The 2012/05/25 at 05:30
Marie Luginsland, in Spires
“At least one woman in the final selection.” This is what major German companies demand today from Christine Stimpel, Managing Partner of the firm Heidrick & Struggles and Germany Chairman for the AESC (Association of Executive Search Consultants). “Pressure doesn’t come so much from current public discussion as from the will of industries themselves. They really want to take up the challenge and to introduce more women to their upper management,” she notes. She states that “demand is all the more pressing when it’s a matter of filling chairs in executive boards. In such cases, it is often a matter of finding a female candidate exclusively.”
Generally speaking, these demands are transversal for all branches with the exception of certain sectors such as automobiles or the energy sector, which remain the preserve of males. In addition, as Christine Stimpel points out, it is more and more common that “the contract between the company and the recruitment firm stipulate the presentation of women in the final selection”.
This is nothing short of a revolution as Germany still lags behind in terms of gender equality. As revealed by an OECD survey at the start of March, a 22% gap separates male and female salaries in Germany, whereas the figure is an average of 16% in industrialised countries. And this is without taking into account the issue of female access to positions of responsibility. Out of the thirty companies listed on the DAX (German CAC 40), only nine executive board positions are held by women, and two of these date from this month only!

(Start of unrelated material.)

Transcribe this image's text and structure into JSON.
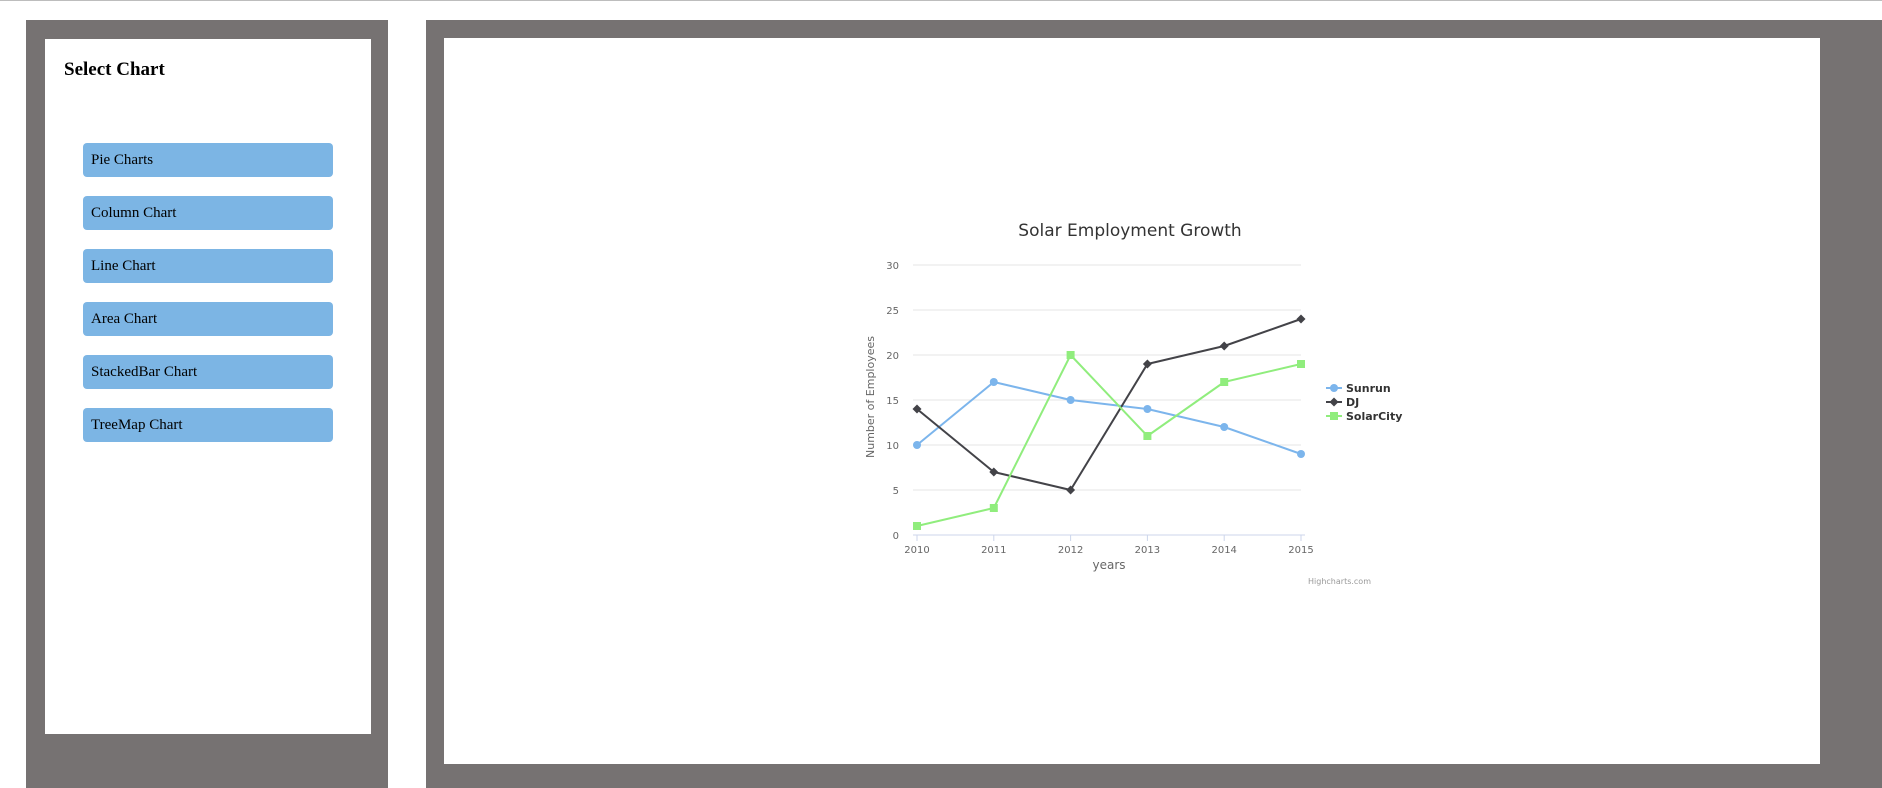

Still decried in the 1990s, female quotas – practically considered offensive at that time – are today considered to be a beneficial measure for bringing women access to upper-level positions in a country where a shortage in qualified labour can be sorely felt.
Always having had trouble shedding its image as a country where females guard the family hearths, Germany is nevertheless changing, little by little. As part of its evolution, Deutsche Telekom set an example by announcing that by 2013, on an international level, 30% of its middle and upper management positions would be held by women. A close watch on these measures, accompanied by crèche availability and flexible working times, is being kept by other German groups such as HypoVereinsbank. Or else the Metro group, which also wishes to see, in the next two and a half years, 25% of its management positions held by women.
Christine Stimple states that she experiences no difficulties in suggesting suitable female candidates to her clients. “We have on our registers over 12,000 women who entirely meet the criteria of these positions remunerated at upwards of 180,000 euros. These are candidates aged over 35 years, with doctorates and international experience,” she describes. The only obstacle standing in the way of companies is scepticism about female career paths that are often much less linear than those of their male rivals.